That latest sales figures for Windows 8 are far from encouraging: It has only a 2.26 percent market share as of the end of January, trailing not just Windows 7, Windows XP, and Windows Vista, but even Mac OS X 10.8. So reports NetApplications. This doesn't bode well for the ultimate success of the operating system.
The latest NetApplications figures for January show Windows 7 with a 44.48 percent market share, Windows XP with 39.51 percent, Windows Vista with 5.24 percent, Mac OS X 10.8 with a 2.44% market share, and Windows 8 with 2.26 percent.
Microsoft can't be pleased. As CNet notes, at a comparable time in Windows 7's release cycle, it had already garnered 7.71 percent market share, more than three times Windows 8's uptake.

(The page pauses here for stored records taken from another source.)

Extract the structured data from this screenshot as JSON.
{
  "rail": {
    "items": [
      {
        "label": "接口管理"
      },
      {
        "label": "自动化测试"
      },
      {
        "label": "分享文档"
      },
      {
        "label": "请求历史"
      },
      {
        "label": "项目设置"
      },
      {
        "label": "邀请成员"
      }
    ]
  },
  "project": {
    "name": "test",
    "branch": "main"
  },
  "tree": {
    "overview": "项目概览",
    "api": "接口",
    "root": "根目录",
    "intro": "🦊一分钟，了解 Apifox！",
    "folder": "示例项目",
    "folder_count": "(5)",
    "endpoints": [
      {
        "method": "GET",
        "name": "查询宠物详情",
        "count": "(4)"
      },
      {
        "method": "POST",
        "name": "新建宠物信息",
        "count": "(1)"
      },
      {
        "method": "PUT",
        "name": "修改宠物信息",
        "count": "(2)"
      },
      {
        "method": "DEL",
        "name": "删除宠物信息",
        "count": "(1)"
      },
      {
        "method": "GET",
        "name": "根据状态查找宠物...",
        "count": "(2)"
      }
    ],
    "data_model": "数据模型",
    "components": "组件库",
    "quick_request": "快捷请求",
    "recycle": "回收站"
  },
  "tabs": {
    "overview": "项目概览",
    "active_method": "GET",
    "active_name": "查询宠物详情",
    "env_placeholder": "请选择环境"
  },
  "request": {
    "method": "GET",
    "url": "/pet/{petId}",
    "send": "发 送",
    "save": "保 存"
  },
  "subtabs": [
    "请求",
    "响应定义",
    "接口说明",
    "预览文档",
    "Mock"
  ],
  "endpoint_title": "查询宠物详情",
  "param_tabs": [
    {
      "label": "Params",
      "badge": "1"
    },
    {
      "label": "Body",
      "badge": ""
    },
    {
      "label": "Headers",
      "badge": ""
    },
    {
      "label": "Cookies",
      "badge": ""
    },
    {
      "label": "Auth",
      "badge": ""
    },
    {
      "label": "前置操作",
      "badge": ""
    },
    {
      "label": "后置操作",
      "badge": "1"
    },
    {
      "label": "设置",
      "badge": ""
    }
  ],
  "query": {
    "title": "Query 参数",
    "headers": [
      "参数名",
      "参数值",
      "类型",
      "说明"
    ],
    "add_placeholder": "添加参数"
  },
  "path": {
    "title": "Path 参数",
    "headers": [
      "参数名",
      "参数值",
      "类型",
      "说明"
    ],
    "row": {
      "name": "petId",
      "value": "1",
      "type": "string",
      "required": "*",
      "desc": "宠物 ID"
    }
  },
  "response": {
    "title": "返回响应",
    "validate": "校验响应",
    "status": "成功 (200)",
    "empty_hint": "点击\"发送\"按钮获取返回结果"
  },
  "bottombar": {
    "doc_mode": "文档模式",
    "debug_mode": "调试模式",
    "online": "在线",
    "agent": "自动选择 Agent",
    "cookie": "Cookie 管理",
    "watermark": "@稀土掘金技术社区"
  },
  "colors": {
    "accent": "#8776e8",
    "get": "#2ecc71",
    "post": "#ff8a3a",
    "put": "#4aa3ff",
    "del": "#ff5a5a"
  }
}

Still, at least Windows 8 is experiencing growth of some kind. It had a 1.72 percent in December and a 1.09 percent share in November. Not impressive, but better than nothing.
There are danger signs ahead, though. First is that Microsoft's promotions for trying to get people to upgrade to Windows 8 have just ended. It had been selling upgrades for $39.99. And people who bought Windows 7 after June could upgrade to Windows 8 Pro for only $14.99. Now, though, the prices are way up: $119.99 to upgrade to the standard version of Windows 8, and $199.99 for the Pro version.
Beyond that, Microsoft's partners are not pleased with the way Windows 8 is selling. Acer President Jim Wong has this to say about Windows 8:
"Windows 8 itself is still not successful. The whole market didn't come back to growth after the Windows 8 launch, that's a simple way to judge if it is successful or not."
And there's some evidence from the field that users are confused by the new operating system. Rhoda Alexander, an analyst at iSuppli, notes that there has been a "very high" return rate for Microsoft Surface tablets, because the operating system confuses users. Here's what she says about the high return rates:
"It seems to be linked in a lot of cases to a steep learning curve of the [Windows 8] OS -- which is not necessarily intuitive."
True, she was basing that on the use of Windows RT, not full-blown Windows 8. But the truth is, RT is easier to use than Windows 8, because it doesn't have the confusing dueling interfaces, one built for touch and tablets, and the other built for the traditional desktop.
Based on the sales so far, and the reactions of users and Microsoft's partners, it looks increasingly clear that Windows 8 is not a winner. It's hard to know if the operating system will ever take off.